[Records shown — start]

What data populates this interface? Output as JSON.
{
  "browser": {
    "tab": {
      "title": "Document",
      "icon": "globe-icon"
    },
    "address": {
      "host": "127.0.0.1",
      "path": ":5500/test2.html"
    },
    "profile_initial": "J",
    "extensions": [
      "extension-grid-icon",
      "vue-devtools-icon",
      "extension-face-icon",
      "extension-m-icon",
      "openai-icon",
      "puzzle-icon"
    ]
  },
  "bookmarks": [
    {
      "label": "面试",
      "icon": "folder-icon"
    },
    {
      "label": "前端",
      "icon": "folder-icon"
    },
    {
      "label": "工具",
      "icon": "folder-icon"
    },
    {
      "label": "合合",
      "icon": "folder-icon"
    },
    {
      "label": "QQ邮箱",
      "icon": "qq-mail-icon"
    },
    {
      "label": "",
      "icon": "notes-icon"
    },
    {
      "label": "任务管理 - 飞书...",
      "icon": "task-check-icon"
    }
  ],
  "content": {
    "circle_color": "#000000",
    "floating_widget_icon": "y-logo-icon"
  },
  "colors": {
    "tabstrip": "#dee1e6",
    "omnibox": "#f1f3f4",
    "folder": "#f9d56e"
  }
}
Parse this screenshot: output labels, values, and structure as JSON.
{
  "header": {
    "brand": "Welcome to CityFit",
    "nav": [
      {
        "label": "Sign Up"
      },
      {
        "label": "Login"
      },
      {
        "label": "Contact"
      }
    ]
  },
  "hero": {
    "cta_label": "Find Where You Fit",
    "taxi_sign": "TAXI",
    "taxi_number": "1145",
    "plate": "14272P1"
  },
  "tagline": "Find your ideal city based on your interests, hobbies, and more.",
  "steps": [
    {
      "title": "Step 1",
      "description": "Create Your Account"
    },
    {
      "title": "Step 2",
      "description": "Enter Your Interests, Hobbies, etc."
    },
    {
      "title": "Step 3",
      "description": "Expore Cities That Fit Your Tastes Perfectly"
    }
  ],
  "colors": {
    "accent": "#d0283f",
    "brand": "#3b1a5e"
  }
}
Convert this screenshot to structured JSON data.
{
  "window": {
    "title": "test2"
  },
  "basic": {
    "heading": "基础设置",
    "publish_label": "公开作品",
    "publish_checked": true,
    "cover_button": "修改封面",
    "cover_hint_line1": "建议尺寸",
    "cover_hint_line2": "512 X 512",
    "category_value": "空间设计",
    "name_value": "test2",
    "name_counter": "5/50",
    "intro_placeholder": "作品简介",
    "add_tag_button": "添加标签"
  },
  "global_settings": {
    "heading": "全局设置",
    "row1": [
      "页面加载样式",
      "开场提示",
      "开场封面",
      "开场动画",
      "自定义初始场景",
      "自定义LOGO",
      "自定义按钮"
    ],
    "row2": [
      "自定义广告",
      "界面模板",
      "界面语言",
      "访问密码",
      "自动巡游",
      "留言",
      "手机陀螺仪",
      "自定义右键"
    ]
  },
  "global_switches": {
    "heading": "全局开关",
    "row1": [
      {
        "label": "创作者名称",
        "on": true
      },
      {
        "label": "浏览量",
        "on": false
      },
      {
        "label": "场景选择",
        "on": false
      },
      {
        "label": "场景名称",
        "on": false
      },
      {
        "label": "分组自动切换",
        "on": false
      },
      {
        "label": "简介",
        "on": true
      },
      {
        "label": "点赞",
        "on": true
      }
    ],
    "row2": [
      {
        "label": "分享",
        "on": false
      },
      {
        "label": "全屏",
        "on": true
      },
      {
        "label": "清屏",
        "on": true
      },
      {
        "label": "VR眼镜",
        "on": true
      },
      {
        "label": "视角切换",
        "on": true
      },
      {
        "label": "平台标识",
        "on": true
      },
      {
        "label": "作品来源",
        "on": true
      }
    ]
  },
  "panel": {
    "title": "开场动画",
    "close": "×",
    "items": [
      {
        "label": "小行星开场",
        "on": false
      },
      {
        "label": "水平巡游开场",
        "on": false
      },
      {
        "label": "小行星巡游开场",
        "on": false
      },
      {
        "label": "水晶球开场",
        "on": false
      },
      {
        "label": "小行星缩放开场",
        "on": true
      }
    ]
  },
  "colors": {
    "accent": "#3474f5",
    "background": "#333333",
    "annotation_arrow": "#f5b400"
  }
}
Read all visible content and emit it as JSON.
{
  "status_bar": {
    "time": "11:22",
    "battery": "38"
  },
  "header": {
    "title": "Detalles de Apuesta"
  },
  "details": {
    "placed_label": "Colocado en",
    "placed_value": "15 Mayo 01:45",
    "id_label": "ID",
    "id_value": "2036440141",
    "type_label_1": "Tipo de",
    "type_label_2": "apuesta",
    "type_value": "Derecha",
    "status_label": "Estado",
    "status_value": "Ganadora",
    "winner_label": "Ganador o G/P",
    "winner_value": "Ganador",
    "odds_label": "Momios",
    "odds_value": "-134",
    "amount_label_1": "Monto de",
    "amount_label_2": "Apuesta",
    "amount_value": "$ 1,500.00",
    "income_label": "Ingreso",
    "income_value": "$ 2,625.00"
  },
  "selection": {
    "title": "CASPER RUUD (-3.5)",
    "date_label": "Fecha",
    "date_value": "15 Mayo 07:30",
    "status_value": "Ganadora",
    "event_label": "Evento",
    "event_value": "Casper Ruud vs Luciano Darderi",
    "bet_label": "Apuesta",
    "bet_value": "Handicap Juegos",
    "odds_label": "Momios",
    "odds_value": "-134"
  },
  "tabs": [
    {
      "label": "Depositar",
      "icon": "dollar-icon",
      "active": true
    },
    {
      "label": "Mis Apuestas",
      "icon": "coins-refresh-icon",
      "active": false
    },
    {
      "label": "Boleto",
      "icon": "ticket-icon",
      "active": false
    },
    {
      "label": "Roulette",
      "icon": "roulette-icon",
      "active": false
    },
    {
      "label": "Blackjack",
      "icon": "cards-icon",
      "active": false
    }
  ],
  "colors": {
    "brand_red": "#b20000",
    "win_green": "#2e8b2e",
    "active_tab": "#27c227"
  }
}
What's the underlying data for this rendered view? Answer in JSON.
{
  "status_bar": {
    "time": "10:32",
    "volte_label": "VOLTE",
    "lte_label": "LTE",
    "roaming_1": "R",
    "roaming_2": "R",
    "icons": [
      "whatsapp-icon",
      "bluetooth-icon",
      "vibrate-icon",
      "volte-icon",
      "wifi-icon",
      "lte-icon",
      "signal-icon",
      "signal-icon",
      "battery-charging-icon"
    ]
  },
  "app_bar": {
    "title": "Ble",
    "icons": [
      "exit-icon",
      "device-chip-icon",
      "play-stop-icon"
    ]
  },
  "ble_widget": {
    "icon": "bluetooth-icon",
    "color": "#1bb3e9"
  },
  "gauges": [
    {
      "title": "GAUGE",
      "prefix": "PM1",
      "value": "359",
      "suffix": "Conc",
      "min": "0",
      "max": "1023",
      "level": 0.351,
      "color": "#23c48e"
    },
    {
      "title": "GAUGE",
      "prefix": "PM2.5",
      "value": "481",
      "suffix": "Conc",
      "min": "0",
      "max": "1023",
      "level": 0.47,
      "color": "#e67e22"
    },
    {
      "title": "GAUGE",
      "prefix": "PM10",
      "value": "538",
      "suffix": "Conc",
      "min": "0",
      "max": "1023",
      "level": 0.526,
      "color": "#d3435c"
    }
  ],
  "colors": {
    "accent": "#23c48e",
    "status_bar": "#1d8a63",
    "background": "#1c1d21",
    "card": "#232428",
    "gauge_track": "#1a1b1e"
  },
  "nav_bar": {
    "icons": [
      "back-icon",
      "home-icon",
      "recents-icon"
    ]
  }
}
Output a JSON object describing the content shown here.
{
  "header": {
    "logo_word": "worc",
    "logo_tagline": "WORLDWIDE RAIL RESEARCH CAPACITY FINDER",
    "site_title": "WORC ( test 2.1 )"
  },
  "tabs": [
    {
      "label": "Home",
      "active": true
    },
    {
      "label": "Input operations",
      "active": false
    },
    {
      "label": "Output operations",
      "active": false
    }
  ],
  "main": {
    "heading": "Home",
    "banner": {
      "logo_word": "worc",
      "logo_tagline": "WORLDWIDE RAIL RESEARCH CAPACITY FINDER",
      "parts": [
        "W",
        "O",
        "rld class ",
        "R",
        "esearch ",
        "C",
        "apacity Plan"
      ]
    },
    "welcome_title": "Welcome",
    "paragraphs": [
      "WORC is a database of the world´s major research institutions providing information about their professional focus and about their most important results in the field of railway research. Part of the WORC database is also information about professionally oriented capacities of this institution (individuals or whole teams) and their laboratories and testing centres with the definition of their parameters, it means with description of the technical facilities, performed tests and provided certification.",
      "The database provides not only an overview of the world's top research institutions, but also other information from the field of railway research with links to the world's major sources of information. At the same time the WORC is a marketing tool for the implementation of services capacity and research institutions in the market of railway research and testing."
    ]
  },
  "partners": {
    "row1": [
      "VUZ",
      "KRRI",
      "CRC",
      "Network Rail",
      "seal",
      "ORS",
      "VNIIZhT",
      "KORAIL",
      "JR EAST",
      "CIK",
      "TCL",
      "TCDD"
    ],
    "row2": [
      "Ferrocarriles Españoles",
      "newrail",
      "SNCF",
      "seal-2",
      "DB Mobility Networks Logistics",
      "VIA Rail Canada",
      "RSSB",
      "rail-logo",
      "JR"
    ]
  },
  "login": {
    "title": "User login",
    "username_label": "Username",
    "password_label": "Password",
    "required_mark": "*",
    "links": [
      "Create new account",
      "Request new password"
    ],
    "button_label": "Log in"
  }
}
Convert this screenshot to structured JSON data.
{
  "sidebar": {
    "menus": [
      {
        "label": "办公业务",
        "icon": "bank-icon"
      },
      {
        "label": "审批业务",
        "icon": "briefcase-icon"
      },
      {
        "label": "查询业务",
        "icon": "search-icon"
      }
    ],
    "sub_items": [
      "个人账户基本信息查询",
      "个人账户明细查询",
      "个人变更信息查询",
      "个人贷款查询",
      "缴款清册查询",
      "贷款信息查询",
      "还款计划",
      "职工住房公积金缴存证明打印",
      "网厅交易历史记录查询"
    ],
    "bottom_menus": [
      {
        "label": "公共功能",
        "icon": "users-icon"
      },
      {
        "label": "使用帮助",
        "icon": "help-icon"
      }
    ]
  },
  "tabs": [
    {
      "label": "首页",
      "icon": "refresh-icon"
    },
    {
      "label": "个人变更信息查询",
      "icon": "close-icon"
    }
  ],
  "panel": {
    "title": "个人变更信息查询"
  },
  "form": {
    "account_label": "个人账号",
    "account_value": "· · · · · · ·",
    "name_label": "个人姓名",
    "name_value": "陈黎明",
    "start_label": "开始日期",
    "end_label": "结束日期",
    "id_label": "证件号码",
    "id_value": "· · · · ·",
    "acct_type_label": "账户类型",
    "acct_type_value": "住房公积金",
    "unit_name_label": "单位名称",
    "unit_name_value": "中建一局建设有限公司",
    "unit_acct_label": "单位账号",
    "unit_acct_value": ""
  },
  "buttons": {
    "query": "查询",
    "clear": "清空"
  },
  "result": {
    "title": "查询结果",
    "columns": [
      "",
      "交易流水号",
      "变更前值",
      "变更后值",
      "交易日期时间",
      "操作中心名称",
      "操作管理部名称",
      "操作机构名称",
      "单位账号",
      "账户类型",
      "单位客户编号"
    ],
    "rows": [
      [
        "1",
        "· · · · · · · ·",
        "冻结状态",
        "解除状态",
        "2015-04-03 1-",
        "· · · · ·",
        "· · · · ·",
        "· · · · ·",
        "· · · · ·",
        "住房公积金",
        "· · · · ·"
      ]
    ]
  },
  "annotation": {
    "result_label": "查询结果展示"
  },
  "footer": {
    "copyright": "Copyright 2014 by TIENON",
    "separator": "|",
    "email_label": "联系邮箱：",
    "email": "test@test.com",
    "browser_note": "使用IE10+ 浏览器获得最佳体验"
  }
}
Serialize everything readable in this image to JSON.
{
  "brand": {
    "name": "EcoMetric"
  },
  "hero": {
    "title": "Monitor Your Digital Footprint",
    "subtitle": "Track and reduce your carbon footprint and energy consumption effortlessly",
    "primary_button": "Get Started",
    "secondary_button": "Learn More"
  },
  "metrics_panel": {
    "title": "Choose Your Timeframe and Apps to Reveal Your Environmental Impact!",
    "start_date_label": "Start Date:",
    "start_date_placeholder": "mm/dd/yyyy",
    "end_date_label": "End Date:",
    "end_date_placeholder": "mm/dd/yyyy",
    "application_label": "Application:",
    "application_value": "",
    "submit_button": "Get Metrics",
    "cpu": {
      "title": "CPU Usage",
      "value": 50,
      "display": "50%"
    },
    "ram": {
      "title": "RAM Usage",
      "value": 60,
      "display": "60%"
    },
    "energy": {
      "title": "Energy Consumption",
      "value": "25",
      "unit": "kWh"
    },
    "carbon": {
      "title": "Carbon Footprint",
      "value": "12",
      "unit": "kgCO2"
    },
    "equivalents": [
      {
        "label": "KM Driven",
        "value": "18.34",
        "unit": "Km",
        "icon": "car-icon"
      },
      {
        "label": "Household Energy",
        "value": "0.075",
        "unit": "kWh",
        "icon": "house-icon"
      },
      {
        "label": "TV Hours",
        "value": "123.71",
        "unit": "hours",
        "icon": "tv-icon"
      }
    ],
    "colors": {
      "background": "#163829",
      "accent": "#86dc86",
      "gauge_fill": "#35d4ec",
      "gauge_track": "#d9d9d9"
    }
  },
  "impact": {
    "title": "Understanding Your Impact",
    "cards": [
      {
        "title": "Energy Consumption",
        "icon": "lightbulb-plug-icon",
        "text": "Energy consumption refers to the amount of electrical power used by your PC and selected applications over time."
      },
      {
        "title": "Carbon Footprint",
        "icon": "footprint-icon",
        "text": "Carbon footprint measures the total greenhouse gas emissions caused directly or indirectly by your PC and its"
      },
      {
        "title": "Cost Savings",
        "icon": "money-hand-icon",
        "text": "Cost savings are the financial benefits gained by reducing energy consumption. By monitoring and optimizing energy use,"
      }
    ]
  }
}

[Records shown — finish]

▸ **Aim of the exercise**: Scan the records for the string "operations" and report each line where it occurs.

▸ **Finished task**:
      "label": "Input operations",
      "label": "Output operations",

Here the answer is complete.